**TASK REQUIREMENTS**
From the entries below, please gather each line containing the string "JSON".

#### RECORDS SUPPLIED

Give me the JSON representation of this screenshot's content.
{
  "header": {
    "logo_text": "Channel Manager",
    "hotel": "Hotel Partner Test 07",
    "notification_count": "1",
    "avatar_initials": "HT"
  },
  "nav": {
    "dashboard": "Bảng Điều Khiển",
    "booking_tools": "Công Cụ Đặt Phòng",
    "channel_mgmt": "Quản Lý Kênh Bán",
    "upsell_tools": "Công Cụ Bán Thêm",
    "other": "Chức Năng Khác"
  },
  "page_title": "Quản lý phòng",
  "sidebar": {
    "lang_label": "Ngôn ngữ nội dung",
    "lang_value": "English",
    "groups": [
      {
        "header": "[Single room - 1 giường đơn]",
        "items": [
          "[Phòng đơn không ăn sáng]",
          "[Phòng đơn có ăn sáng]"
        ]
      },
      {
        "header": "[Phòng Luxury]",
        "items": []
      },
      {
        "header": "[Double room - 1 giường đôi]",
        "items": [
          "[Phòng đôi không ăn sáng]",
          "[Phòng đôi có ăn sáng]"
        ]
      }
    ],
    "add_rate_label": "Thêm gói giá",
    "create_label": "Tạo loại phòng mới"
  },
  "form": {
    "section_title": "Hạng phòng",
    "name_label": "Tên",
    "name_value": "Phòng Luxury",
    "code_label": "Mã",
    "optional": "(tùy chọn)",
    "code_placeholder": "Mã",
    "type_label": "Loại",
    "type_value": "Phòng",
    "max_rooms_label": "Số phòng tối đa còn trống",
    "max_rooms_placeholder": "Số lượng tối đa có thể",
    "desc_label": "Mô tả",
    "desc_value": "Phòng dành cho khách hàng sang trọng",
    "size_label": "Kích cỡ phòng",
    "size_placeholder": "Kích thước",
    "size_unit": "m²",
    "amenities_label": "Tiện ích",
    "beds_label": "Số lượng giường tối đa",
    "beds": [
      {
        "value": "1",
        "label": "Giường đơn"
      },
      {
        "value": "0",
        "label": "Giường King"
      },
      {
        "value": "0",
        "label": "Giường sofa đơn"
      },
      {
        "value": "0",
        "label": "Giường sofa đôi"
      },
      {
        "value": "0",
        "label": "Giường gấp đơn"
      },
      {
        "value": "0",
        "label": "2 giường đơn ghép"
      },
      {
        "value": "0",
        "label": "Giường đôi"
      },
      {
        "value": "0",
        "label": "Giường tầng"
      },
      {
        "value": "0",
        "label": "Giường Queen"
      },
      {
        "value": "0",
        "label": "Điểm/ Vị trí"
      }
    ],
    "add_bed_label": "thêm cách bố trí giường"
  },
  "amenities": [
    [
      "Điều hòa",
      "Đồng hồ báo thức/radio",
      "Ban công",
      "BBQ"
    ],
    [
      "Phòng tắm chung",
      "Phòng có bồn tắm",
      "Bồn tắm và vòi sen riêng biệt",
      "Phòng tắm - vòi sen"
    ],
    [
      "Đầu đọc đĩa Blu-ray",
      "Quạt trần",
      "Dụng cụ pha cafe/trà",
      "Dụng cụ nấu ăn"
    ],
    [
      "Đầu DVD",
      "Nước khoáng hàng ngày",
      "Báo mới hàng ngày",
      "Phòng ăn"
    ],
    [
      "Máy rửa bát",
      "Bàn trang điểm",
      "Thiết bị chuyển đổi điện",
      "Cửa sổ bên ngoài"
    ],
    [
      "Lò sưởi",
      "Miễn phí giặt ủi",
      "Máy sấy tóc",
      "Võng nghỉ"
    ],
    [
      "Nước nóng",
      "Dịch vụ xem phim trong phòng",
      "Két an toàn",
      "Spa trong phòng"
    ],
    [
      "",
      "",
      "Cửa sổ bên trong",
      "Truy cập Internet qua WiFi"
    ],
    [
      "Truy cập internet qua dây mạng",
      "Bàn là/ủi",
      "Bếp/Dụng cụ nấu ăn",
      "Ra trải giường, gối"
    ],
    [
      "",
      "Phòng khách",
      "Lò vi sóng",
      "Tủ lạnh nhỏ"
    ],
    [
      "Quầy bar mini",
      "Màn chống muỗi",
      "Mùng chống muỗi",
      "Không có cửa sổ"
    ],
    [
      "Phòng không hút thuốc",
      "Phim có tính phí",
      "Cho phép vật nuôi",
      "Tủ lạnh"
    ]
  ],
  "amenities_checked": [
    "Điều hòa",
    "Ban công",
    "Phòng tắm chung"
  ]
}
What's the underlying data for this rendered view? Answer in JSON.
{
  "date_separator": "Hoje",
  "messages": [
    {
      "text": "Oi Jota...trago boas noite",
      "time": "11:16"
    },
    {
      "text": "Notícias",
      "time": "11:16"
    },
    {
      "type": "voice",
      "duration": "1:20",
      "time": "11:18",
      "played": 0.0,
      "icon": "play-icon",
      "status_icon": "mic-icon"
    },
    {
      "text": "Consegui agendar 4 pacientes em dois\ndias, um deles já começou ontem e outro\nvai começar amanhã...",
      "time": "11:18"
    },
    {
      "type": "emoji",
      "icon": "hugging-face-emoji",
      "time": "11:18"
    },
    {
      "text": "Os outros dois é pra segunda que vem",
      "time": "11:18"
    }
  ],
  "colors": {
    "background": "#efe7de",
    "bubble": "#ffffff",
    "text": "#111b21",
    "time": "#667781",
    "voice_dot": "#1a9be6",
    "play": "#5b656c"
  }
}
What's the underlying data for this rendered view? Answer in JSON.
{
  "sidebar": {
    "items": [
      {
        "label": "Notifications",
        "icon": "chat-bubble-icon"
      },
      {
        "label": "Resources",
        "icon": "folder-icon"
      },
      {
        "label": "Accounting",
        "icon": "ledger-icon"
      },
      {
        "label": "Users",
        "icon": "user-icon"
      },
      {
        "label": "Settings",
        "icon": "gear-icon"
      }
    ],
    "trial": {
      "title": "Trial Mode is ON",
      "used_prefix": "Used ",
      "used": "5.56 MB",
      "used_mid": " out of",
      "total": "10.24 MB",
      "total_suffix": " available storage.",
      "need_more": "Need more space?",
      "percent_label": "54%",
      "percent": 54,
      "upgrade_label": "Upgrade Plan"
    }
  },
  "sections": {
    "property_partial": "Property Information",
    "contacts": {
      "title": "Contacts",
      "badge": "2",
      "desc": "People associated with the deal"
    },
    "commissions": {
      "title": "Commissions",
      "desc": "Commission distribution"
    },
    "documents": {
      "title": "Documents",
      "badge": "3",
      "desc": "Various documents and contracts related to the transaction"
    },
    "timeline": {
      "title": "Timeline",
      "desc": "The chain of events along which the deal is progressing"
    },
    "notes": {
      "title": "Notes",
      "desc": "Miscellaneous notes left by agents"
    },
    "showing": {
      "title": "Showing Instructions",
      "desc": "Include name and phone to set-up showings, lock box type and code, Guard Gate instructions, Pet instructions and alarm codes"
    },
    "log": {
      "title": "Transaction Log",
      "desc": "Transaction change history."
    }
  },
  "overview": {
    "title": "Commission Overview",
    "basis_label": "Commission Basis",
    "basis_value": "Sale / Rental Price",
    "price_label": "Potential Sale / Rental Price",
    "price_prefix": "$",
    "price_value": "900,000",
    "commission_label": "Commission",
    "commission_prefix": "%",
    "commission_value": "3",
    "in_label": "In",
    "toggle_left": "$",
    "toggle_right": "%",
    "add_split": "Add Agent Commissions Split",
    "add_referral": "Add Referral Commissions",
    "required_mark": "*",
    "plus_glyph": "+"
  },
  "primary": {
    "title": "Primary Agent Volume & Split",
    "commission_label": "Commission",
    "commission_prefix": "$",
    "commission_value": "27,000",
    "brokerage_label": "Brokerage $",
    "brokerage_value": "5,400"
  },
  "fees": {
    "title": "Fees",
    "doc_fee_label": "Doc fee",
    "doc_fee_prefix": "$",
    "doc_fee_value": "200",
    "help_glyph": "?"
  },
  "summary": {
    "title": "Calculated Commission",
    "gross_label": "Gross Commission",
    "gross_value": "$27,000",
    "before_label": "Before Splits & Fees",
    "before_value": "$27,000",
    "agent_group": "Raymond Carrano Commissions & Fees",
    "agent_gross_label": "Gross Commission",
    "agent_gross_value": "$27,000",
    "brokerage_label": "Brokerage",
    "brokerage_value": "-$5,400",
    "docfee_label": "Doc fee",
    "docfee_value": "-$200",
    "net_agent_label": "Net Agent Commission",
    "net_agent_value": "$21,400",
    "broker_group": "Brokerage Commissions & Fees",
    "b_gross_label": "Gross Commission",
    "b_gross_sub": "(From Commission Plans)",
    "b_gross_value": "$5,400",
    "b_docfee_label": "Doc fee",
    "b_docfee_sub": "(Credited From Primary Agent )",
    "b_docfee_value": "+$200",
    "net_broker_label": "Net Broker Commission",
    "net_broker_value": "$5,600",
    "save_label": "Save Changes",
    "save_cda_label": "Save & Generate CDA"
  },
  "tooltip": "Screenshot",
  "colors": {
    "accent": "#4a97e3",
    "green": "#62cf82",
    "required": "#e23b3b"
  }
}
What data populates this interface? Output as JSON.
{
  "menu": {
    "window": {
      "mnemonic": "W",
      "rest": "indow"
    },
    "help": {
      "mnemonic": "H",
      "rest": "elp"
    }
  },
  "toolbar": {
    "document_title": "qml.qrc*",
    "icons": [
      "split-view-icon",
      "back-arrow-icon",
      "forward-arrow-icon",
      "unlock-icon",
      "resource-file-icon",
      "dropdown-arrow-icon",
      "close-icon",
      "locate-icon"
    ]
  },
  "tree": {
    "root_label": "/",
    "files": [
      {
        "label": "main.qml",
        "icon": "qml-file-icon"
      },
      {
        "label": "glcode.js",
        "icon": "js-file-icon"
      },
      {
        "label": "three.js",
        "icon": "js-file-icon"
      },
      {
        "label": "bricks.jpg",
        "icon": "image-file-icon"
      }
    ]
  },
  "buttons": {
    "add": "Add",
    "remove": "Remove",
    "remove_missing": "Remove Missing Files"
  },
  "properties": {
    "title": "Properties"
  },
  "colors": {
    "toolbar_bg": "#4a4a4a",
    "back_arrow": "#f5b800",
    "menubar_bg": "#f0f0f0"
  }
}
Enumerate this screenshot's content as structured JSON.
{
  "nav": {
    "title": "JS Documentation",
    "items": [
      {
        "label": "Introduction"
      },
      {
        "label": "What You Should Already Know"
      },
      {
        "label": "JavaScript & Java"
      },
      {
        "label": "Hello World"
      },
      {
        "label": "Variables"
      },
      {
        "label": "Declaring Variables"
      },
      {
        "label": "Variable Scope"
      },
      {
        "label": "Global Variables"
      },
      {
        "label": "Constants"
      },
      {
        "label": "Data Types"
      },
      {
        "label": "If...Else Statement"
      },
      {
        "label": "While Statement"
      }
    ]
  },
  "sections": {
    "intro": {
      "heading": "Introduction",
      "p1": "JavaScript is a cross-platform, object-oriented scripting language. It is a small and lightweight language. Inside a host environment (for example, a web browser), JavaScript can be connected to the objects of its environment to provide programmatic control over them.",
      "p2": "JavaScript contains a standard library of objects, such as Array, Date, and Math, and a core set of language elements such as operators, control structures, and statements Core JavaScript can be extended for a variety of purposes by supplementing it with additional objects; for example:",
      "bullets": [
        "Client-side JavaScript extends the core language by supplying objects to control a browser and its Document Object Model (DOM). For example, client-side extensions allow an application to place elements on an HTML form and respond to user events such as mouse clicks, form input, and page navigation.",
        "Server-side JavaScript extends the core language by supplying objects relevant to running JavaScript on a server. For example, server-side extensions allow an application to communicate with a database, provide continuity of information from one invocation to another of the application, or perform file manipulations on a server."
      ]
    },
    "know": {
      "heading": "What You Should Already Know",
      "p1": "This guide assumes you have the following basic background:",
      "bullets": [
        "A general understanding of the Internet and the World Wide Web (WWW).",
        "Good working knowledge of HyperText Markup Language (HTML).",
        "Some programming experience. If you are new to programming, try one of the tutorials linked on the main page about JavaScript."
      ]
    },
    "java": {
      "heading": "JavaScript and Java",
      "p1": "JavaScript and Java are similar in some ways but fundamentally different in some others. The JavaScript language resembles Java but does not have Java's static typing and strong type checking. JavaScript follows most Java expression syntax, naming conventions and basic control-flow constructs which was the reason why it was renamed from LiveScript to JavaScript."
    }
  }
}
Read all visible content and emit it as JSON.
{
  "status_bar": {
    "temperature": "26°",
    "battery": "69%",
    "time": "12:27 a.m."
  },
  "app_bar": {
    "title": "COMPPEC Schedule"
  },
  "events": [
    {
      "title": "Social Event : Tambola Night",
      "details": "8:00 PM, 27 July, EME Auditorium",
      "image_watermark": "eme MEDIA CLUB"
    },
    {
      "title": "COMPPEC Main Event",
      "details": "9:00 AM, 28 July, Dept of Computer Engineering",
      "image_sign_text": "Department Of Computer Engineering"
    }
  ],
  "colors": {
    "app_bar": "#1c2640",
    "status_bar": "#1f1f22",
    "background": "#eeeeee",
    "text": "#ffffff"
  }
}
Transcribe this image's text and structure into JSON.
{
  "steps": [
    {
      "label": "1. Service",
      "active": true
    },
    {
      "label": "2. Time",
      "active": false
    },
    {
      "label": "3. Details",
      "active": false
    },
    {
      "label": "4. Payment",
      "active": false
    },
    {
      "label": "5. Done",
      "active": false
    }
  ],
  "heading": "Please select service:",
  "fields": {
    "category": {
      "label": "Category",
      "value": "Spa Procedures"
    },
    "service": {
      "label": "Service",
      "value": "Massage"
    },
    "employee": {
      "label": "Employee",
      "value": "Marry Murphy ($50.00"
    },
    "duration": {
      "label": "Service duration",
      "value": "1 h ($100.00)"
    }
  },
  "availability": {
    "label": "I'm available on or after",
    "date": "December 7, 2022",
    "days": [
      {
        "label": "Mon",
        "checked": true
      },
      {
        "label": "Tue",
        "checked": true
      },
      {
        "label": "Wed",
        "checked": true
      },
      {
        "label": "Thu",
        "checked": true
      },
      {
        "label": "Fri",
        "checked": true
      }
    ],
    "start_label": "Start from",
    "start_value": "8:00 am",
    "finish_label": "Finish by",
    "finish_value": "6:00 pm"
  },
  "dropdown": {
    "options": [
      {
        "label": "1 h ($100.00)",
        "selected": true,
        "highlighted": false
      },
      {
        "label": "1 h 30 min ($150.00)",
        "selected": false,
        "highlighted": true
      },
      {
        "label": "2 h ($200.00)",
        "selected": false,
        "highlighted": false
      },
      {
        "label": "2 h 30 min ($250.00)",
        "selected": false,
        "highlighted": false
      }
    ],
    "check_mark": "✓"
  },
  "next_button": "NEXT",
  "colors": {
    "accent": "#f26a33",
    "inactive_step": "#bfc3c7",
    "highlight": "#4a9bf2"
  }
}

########

**EXERCISE OUTPUT**
Give me the JSON representation of this screenshot's content.
What's the underlying data for this rendered view? Answer in JSON.
What's the underlying data for this rendered view? Answer in JSON.
What data populates this interface? Output as JSON.
Enumerate this screenshot's content as structured JSON.
Read all visible content and emit it as JSON.
Transcribe this image's text and structure into JSON.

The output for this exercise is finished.